▸ **Problem statement**
Nothing but the lines below from the one holding "What's the underlying" up to and including the one holding "Enumerate this screenshot's" should be copied, exactly and without pictures.

*** Data listing Section Begins ***

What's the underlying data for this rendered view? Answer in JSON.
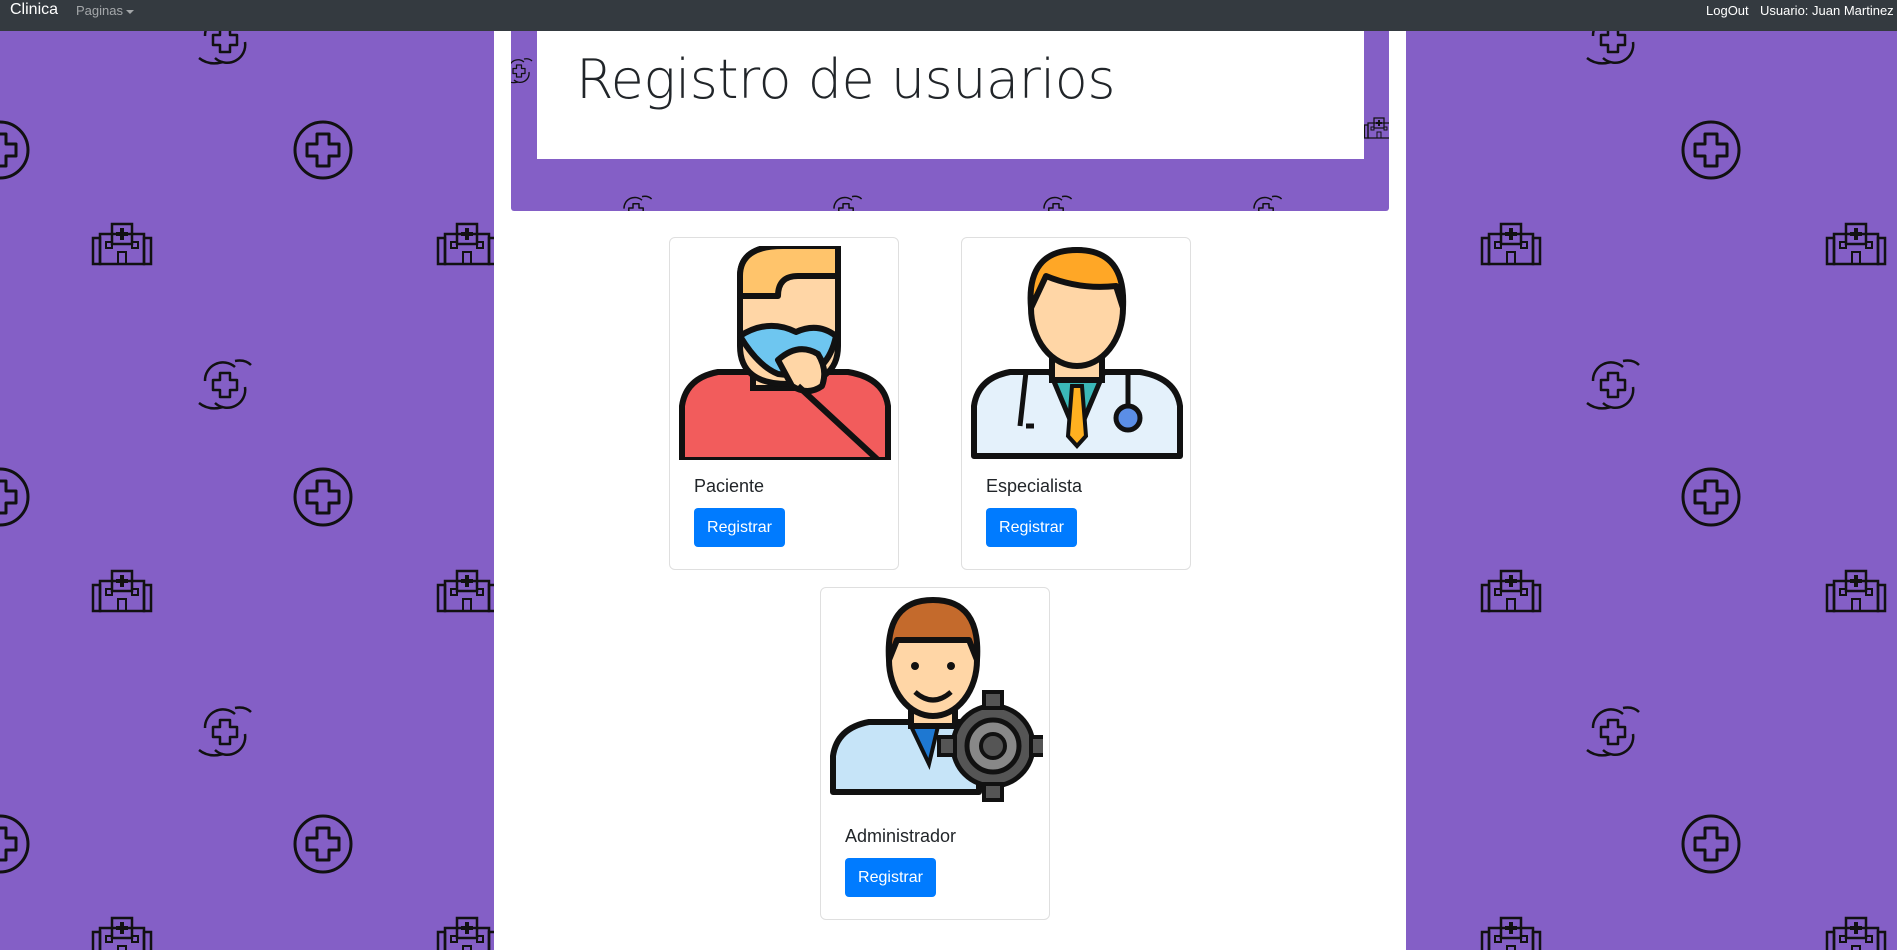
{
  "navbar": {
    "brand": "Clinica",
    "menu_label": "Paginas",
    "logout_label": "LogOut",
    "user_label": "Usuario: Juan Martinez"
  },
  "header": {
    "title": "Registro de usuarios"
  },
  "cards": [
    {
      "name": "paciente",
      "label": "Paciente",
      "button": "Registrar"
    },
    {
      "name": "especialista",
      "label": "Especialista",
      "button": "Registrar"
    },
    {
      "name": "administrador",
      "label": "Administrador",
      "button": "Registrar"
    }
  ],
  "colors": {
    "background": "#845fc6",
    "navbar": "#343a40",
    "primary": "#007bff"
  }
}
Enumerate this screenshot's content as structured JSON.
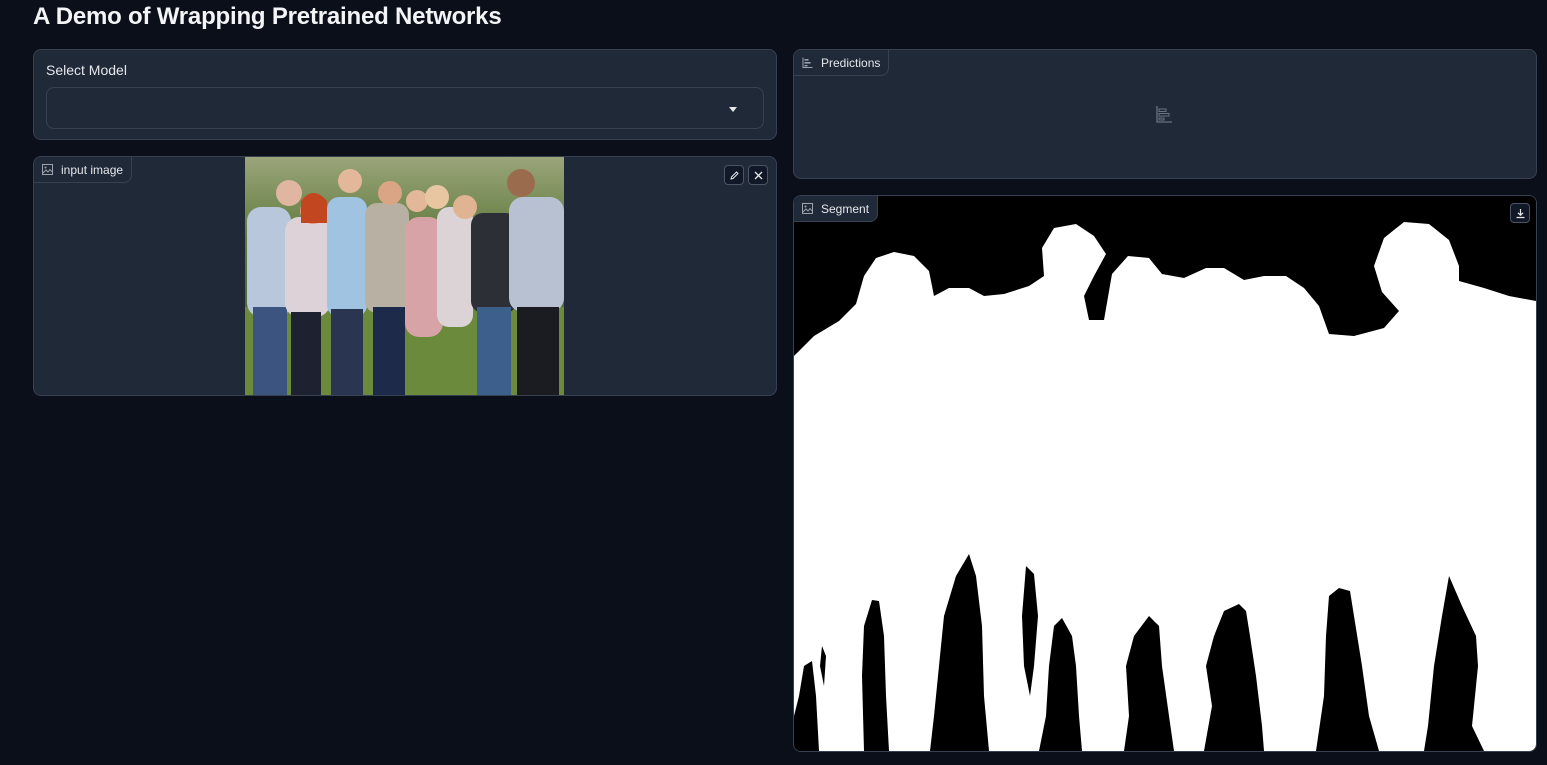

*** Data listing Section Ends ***
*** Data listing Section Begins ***

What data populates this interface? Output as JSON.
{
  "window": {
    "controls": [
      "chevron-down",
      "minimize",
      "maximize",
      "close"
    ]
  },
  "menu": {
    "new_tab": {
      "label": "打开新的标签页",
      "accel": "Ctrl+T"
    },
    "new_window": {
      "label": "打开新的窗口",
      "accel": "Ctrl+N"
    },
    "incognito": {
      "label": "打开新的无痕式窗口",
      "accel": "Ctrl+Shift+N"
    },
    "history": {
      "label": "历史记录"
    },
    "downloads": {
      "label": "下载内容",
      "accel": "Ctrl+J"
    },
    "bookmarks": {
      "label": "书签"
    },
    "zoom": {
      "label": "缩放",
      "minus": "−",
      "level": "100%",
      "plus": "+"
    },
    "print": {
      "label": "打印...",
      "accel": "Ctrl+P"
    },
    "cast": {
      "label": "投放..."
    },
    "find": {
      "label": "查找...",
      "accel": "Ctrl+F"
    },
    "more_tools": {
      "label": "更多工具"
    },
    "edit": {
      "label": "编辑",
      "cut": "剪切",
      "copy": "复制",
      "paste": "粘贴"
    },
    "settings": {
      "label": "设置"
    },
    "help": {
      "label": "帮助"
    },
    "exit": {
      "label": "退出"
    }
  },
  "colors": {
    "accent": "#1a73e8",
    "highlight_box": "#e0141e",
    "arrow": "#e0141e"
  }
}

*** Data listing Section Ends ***

▸ **Your solution**
What's the underlying data for this rendered view? Answer in JSON.
{
  "navbar": {
    "brand": "Clinica",
    "menu_label": "Paginas",
    "logout_label": "LogOut",
    "user_label": "Usuario: Juan Martinez"
  },
  "header": {
    "title": "Registro de usuarios"
  },
  "cards": [
    {
      "name": "paciente",
      "label": "Paciente",
      "button": "Registrar"
    },
    {
      "name": "especialista",
      "label": "Especialista",
      "button": "Registrar"
    },
    {
      "name": "administrador",
      "label": "Administrador",
      "button": "Registrar"
    }
  ],
  "colors": {
    "background": "#845fc6",
    "navbar": "#343a40",
    "primary": "#007bff"
  }
}
Enumerate this screenshot's content as structured JSON.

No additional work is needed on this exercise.